▶ DATA SECTION
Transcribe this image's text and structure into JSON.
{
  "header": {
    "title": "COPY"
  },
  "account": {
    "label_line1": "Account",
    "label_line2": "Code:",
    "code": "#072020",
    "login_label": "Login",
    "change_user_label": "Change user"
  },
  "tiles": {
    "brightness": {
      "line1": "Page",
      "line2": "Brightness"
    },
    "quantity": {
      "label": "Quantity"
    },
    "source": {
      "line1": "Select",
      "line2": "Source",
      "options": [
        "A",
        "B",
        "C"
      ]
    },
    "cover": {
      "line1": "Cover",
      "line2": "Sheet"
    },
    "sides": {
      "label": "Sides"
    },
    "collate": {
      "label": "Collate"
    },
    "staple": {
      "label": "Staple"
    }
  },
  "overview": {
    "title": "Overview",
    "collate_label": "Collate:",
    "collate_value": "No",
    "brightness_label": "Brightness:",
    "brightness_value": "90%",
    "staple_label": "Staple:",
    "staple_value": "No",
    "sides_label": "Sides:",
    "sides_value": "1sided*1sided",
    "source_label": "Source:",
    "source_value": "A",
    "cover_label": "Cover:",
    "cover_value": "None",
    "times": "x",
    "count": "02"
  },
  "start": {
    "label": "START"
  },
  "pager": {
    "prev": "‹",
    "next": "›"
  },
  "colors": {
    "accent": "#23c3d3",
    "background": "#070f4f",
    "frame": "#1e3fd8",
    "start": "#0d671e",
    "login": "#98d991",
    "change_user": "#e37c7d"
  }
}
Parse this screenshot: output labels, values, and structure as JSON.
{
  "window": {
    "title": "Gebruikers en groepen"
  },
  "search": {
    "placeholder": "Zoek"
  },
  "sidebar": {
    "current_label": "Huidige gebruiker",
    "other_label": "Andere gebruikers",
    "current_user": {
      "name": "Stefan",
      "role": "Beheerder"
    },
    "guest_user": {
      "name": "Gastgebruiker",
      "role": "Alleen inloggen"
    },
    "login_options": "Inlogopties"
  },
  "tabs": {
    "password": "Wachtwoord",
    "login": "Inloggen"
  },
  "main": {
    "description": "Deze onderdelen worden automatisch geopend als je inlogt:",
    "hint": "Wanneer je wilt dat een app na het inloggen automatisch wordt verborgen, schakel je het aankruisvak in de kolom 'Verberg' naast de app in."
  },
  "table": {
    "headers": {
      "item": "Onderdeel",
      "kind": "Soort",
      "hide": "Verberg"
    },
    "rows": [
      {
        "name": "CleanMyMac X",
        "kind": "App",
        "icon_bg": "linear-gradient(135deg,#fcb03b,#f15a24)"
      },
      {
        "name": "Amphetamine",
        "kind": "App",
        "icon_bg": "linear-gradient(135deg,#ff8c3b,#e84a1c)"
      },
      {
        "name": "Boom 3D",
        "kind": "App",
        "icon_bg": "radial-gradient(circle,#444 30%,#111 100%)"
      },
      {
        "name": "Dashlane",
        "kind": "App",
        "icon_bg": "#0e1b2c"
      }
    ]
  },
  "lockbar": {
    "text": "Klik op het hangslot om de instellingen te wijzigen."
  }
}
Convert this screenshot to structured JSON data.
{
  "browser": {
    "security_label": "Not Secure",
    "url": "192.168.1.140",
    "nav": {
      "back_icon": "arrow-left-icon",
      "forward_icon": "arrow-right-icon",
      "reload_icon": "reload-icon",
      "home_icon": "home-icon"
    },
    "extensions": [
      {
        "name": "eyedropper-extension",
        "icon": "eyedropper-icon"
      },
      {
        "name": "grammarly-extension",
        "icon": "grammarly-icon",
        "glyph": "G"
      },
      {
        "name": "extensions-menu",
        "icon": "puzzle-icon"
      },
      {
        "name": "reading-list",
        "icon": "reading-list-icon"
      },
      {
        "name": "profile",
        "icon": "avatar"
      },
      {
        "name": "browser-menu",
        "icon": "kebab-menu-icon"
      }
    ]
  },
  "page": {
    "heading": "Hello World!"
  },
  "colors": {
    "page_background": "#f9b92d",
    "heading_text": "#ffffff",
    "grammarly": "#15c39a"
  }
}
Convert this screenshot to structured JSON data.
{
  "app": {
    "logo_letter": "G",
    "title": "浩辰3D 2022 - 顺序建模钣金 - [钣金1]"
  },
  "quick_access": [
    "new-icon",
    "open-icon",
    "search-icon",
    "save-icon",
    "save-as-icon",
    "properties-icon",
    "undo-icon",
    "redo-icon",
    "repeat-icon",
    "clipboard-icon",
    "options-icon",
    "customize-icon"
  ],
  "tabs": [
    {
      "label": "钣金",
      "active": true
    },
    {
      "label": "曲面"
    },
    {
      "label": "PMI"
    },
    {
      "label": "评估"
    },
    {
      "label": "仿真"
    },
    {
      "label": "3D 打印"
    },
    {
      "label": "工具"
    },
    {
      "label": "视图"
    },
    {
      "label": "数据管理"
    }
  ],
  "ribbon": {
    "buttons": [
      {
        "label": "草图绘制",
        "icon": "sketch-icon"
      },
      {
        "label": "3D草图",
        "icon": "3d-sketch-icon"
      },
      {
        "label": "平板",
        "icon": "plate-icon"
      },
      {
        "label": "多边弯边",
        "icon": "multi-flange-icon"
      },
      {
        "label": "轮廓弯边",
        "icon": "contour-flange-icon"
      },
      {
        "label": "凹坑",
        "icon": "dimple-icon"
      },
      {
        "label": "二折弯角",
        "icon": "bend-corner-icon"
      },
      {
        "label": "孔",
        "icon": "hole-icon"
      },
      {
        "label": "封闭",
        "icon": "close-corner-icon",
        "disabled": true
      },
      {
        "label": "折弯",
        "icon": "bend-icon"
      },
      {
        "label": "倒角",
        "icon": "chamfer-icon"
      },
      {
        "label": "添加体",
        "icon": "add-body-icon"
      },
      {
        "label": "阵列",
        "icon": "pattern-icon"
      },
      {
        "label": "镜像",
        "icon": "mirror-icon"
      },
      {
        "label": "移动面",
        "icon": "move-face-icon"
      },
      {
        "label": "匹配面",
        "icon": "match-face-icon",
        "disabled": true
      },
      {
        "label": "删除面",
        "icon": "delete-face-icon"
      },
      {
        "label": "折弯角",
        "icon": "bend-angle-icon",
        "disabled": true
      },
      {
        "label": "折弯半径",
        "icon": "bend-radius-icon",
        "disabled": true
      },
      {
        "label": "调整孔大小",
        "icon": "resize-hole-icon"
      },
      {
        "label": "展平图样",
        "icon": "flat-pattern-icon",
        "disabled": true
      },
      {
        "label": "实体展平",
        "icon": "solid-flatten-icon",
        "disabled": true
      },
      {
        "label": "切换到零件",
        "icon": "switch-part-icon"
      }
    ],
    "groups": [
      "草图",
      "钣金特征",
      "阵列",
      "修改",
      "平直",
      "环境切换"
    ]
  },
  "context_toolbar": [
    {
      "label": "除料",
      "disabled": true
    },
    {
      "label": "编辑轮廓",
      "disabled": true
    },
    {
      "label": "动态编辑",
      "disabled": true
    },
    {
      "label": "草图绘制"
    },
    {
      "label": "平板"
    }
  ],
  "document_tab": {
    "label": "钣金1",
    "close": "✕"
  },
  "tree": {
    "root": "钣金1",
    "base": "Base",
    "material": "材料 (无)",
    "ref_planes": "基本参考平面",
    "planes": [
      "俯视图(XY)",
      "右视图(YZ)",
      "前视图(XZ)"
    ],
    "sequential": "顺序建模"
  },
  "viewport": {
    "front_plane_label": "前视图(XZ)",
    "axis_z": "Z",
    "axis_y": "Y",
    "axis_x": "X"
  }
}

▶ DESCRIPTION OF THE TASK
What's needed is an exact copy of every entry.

▶ OUTPUT FOR THIS EXERCISE
Transcribe this image's text and structure into JSON.
{
  "header": {
    "title": "COPY"
  },
  "account": {
    "label_line1": "Account",
    "label_line2": "Code:",
    "code": "#072020",
    "login_label": "Login",
    "change_user_label": "Change user"
  },
  "tiles": {
    "brightness": {
      "line1": "Page",
      "line2": "Brightness"
    },
    "quantity": {
      "label": "Quantity"
    },
    "source": {
      "line1": "Select",
      "line2": "Source",
      "options": [
        "A",
        "B",
        "C"
      ]
    },
    "cover": {
      "line1": "Cover",
      "line2": "Sheet"
    },
    "sides": {
      "label": "Sides"
    },
    "collate": {
      "label": "Collate"
    },
    "staple": {
      "label": "Staple"
    }
  },
  "overview": {
    "title": "Overview",
    "collate_label": "Collate:",
    "collate_value": "No",
    "brightness_label": "Brightness:",
    "brightness_value": "90%",
    "staple_label": "Staple:",
    "staple_value": "No",
    "sides_label": "Sides:",
    "sides_value": "1sided*1sided",
    "source_label": "Source:",
    "source_value": "A",
    "cover_label": "Cover:",
    "cover_value": "None",
    "times": "x",
    "count": "02"
  },
  "start": {
    "label": "START"
  },
  "pager": {
    "prev": "‹",
    "next": "›"
  },
  "colors": {
    "accent": "#23c3d3",
    "background": "#070f4f",
    "frame": "#1e3fd8",
    "start": "#0d671e",
    "login": "#98d991",
    "change_user": "#e37c7d"
  }
}
Parse this screenshot: output labels, values, and structure as JSON.
{
  "window": {
    "title": "Gebruikers en groepen"
  },
  "search": {
    "placeholder": "Zoek"
  },
  "sidebar": {
    "current_label": "Huidige gebruiker",
    "other_label": "Andere gebruikers",
    "current_user": {
      "name": "Stefan",
      "role": "Beheerder"
    },
    "guest_user": {
      "name": "Gastgebruiker",
      "role": "Alleen inloggen"
    },
    "login_options": "Inlogopties"
  },
  "tabs": {
    "password": "Wachtwoord",
    "login": "Inloggen"
  },
  "main": {
    "description": "Deze onderdelen worden automatisch geopend als je inlogt:",
    "hint": "Wanneer je wilt dat een app na het inloggen automatisch wordt verborgen, schakel je het aankruisvak in de kolom 'Verberg' naast de app in."
  },
  "table": {
    "headers": {
      "item": "Onderdeel",
      "kind": "Soort",
      "hide": "Verberg"
    },
    "rows": [
      {
        "name": "CleanMyMac X",
        "kind": "App",
        "icon_bg": "linear-gradient(135deg,#fcb03b,#f15a24)"
      },
      {
        "name": "Amphetamine",
        "kind": "App",
        "icon_bg": "linear-gradient(135deg,#ff8c3b,#e84a1c)"
      },
      {
        "name": "Boom 3D",
        "kind": "App",
        "icon_bg": "radial-gradient(circle,#444 30%,#111 100%)"
      },
      {
        "name": "Dashlane",
        "kind": "App",
        "icon_bg": "#0e1b2c"
      }
    ]
  },
  "lockbar": {
    "text": "Klik op het hangslot om de instellingen te wijzigen."
  }
}
Convert this screenshot to structured JSON data.
{
  "browser": {
    "security_label": "Not Secure",
    "url": "192.168.1.140",
    "nav": {
      "back_icon": "arrow-left-icon",
      "forward_icon": "arrow-right-icon",
      "reload_icon": "reload-icon",
      "home_icon": "home-icon"
    },
    "extensions": [
      {
        "name": "eyedropper-extension",
        "icon": "eyedropper-icon"
      },
      {
        "name": "grammarly-extension",
        "icon": "grammarly-icon",
        "glyph": "G"
      },
      {
        "name": "extensions-menu",
        "icon": "puzzle-icon"
      },
      {
        "name": "reading-list",
        "icon": "reading-list-icon"
      },
      {
        "name": "profile",
        "icon": "avatar"
      },
      {
        "name": "browser-menu",
        "icon": "kebab-menu-icon"
      }
    ]
  },
  "page": {
    "heading": "Hello World!"
  },
  "colors": {
    "page_background": "#f9b92d",
    "heading_text": "#ffffff",
    "grammarly": "#15c39a"
  }
}
Convert this screenshot to structured JSON data.
{
  "app": {
    "logo_letter": "G",
    "title": "浩辰3D 2022 - 顺序建模钣金 - [钣金1]"
  },
  "quick_access": [
    "new-icon",
    "open-icon",
    "search-icon",
    "save-icon",
    "save-as-icon",
    "properties-icon",
    "undo-icon",
    "redo-icon",
    "repeat-icon",
    "clipboard-icon",
    "options-icon",
    "customize-icon"
  ],
  "tabs": [
    {
      "label": "钣金",
      "active": true
    },
    {
      "label": "曲面"
    },
    {
      "label": "PMI"
    },
    {
      "label": "评估"
    },
    {
      "label": "仿真"
    },
    {
      "label": "3D 打印"
    },
    {
      "label": "工具"
    },
    {
      "label": "视图"
    },
    {
      "label": "数据管理"
    }
  ],
  "ribbon": {
    "buttons": [
      {
        "label": "草图绘制",
        "icon": "sketch-icon"
      },
      {
        "label": "3D草图",
        "icon": "3d-sketch-icon"
      },
      {
        "label": "平板",
        "icon": "plate-icon"
      },
      {
        "label": "多边弯边",
        "icon": "multi-flange-icon"
      },
      {
        "label": "轮廓弯边",
        "icon": "contour-flange-icon"
      },
      {
        "label": "凹坑",
        "icon": "dimple-icon"
      },
      {
        "label": "二折弯角",
        "icon": "bend-corner-icon"
      },
      {
        "label": "孔",
        "icon": "hole-icon"
      },
      {
        "label": "封闭",
        "icon": "close-corner-icon",
        "disabled": true
      },
      {
        "label": "折弯",
        "icon": "bend-icon"
      },
      {
        "label": "倒角",
        "icon": "chamfer-icon"
      },
      {
        "label": "添加体",
        "icon": "add-body-icon"
      },
      {
        "label": "阵列",
        "icon": "pattern-icon"
      },
      {
        "label": "镜像",
        "icon": "mirror-icon"
      },
      {
        "label": "移动面",
        "icon": "move-face-icon"
      },
      {
        "label": "匹配面",
        "icon": "match-face-icon",
        "disabled": true
      },
      {
        "label": "删除面",
        "icon": "delete-face-icon"
      },
      {
        "label": "折弯角",
        "icon": "bend-angle-icon",
        "disabled": true
      },
      {
        "label": "折弯半径",
        "icon": "bend-radius-icon",
        "disabled": true
      },
      {
        "label": "调整孔大小",
        "icon": "resize-hole-icon"
      },
      {
        "label": "展平图样",
        "icon": "flat-pattern-icon",
        "disabled": true
      },
      {
        "label": "实体展平",
        "icon": "solid-flatten-icon",
        "disabled": true
      },
      {
        "label": "切换到零件",
        "icon": "switch-part-icon"
      }
    ],
    "groups": [
      "草图",
      "钣金特征",
      "阵列",
      "修改",
      "平直",
      "环境切换"
    ]
  },
  "context_toolbar": [
    {
      "label": "除料",
      "disabled": true
    },
    {
      "label": "编辑轮廓",
      "disabled": true
    },
    {
      "label": "动态编辑",
      "disabled": true
    },
    {
      "label": "草图绘制"
    },
    {
      "label": "平板"
    }
  ],
  "document_tab": {
    "label": "钣金1",
    "close": "✕"
  },
  "tree": {
    "root": "钣金1",
    "base": "Base",
    "material": "材料 (无)",
    "ref_planes": "基本参考平面",
    "planes": [
      "俯视图(XY)",
      "右视图(YZ)",
      "前视图(XZ)"
    ],
    "sequential": "顺序建模"
  },
  "viewport": {
    "front_plane_label": "前视图(XZ)",
    "axis_z": "Z",
    "axis_y": "Y",
    "axis_x": "X"
  }
}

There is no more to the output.